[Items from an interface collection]
- - -
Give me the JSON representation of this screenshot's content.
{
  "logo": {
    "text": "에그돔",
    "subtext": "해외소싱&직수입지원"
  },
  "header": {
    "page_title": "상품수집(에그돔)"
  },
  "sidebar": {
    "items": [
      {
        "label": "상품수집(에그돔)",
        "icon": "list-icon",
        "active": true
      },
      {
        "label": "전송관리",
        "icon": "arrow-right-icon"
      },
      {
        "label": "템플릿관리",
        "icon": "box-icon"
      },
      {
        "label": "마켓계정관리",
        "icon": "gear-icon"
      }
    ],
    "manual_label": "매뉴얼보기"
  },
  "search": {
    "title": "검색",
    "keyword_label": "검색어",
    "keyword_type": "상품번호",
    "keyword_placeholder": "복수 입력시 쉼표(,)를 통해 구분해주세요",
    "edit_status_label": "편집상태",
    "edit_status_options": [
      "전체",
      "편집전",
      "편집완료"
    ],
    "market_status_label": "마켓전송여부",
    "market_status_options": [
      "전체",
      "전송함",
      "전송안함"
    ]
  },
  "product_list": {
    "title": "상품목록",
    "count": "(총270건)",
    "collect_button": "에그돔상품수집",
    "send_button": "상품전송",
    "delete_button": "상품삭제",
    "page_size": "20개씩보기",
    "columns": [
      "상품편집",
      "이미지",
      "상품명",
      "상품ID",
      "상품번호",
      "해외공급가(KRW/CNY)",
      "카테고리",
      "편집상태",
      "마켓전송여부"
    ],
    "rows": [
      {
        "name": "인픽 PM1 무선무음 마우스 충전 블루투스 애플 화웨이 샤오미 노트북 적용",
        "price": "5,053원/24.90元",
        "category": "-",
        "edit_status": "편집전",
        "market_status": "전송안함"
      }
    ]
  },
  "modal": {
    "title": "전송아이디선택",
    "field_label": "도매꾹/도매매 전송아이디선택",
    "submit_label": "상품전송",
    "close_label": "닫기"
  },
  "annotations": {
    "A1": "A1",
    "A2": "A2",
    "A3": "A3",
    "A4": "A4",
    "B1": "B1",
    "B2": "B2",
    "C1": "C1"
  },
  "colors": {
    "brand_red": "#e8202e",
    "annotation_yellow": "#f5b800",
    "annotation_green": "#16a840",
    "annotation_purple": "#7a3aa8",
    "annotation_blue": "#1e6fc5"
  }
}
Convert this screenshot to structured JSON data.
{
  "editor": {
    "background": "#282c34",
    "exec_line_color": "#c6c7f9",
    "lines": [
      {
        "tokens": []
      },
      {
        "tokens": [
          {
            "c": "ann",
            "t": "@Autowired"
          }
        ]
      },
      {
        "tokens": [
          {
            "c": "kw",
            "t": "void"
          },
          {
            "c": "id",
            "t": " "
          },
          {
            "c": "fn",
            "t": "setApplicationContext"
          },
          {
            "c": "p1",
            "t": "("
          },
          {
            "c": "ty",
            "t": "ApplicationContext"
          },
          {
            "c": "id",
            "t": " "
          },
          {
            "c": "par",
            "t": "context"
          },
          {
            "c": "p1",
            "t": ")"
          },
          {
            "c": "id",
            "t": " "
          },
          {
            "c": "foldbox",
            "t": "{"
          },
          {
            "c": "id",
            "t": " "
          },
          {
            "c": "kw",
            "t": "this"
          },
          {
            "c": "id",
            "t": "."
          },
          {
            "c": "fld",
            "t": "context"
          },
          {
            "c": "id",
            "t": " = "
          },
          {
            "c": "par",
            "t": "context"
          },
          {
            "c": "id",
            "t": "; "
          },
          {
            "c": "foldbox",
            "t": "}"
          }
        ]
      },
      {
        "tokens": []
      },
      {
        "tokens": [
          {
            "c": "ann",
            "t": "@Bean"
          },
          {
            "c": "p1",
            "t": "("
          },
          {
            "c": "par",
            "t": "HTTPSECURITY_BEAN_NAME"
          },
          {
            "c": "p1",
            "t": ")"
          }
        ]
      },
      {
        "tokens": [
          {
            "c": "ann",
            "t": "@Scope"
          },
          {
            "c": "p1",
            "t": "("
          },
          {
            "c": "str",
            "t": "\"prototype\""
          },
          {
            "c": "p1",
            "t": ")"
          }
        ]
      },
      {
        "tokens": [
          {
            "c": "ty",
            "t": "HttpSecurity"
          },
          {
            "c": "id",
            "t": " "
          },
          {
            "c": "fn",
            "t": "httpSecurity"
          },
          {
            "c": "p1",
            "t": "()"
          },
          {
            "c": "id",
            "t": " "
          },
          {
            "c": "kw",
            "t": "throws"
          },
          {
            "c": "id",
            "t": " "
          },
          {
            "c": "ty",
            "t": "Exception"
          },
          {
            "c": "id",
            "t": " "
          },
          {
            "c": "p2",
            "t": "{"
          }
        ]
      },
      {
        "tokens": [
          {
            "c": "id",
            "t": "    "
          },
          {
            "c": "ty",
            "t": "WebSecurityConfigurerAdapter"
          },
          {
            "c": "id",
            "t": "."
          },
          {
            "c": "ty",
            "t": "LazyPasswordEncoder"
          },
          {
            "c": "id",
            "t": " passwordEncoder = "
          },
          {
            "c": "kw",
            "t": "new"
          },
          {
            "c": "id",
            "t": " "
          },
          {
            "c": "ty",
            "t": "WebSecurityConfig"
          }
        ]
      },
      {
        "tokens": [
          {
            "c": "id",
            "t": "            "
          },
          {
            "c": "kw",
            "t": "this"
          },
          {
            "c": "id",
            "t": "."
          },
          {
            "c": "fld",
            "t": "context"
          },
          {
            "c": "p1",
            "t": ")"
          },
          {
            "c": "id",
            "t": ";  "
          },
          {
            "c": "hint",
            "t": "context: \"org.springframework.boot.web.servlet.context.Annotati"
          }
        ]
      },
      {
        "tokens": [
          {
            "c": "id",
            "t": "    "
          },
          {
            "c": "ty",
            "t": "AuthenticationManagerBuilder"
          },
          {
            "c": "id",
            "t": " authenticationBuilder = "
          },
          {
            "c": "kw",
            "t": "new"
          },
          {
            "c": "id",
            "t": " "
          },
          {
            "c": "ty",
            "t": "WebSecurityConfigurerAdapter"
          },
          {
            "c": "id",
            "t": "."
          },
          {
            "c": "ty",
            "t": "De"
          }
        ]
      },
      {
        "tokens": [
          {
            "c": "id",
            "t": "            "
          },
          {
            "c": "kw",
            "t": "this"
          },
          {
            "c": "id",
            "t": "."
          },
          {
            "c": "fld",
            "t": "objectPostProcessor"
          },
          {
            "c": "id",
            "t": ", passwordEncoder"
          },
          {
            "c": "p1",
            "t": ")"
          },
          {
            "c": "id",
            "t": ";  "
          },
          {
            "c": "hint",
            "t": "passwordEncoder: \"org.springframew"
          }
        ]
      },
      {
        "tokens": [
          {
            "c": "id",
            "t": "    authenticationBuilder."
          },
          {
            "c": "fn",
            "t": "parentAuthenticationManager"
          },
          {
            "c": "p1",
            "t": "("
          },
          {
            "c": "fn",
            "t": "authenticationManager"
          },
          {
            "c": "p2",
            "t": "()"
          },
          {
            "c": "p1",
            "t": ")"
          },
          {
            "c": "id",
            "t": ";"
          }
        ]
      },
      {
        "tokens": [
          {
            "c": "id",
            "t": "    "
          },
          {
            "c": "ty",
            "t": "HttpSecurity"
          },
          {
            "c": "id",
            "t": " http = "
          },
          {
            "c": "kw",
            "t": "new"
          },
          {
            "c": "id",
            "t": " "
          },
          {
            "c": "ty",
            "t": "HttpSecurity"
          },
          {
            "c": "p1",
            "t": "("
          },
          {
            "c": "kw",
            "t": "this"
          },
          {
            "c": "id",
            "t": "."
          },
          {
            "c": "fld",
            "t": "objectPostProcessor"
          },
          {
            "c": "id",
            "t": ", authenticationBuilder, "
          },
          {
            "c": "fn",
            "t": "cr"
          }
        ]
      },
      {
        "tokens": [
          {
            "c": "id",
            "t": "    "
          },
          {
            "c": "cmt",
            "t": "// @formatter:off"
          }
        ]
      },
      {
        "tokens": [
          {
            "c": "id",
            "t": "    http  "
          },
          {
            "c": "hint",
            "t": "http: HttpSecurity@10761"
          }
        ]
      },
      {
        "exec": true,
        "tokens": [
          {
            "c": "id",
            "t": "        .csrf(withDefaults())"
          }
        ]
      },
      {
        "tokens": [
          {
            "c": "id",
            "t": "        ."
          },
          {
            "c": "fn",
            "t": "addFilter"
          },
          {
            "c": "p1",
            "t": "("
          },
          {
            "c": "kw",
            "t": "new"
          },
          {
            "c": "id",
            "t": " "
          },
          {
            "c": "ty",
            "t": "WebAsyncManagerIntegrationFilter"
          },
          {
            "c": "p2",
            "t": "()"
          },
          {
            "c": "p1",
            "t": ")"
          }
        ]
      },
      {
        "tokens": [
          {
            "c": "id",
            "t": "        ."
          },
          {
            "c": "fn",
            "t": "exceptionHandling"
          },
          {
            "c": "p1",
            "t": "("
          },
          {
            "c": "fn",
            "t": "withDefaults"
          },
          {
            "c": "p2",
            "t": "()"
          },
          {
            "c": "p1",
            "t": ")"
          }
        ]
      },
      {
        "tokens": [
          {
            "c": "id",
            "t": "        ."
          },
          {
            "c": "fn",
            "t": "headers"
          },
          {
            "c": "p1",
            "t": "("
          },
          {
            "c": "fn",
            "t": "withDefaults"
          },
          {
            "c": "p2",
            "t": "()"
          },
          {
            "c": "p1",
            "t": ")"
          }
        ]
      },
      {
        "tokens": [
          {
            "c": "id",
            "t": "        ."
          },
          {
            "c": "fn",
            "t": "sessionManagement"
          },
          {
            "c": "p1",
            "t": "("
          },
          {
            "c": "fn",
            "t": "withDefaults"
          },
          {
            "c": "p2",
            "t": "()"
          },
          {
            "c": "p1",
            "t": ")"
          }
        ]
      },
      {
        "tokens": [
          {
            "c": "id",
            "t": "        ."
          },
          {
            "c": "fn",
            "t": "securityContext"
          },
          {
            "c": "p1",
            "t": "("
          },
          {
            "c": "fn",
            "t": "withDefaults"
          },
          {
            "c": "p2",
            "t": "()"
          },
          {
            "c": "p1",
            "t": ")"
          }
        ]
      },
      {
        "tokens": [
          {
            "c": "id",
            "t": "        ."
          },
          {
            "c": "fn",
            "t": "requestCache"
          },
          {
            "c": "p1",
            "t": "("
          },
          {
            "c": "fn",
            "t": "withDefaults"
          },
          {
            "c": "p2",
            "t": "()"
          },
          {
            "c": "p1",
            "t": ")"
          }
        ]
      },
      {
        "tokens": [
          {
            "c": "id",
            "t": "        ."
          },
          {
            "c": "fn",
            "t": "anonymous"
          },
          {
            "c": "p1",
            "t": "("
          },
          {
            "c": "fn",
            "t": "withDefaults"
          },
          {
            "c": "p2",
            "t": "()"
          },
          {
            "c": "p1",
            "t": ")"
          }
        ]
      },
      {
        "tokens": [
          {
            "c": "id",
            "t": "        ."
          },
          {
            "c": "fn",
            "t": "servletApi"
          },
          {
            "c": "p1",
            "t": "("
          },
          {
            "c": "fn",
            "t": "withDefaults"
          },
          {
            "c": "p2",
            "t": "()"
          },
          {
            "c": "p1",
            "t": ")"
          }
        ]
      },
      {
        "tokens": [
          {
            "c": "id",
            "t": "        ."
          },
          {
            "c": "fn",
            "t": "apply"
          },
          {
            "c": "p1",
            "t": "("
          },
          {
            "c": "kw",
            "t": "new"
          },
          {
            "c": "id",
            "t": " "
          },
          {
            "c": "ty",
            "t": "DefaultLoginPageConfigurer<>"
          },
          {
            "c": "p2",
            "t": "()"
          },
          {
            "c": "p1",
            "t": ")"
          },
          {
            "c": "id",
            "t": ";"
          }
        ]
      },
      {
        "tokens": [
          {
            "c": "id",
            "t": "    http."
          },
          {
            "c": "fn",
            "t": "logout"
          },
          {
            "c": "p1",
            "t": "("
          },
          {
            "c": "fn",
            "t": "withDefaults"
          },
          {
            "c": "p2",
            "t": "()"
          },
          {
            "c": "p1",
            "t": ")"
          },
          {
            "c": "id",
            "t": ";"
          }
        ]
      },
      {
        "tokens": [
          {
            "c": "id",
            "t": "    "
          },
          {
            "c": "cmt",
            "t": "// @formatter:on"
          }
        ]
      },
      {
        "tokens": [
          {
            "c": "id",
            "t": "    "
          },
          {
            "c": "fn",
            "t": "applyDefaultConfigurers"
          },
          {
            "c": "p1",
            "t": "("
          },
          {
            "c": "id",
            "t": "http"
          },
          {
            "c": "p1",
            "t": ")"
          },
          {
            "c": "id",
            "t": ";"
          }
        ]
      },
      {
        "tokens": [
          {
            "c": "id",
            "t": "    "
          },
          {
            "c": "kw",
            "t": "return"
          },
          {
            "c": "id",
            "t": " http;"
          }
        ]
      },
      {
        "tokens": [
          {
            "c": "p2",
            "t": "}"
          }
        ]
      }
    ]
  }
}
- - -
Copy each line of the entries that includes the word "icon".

Answer section:
        "icon": "list-icon",
        "icon": "arrow-right-icon"
        "icon": "box-icon"
        "icon": "gear-icon"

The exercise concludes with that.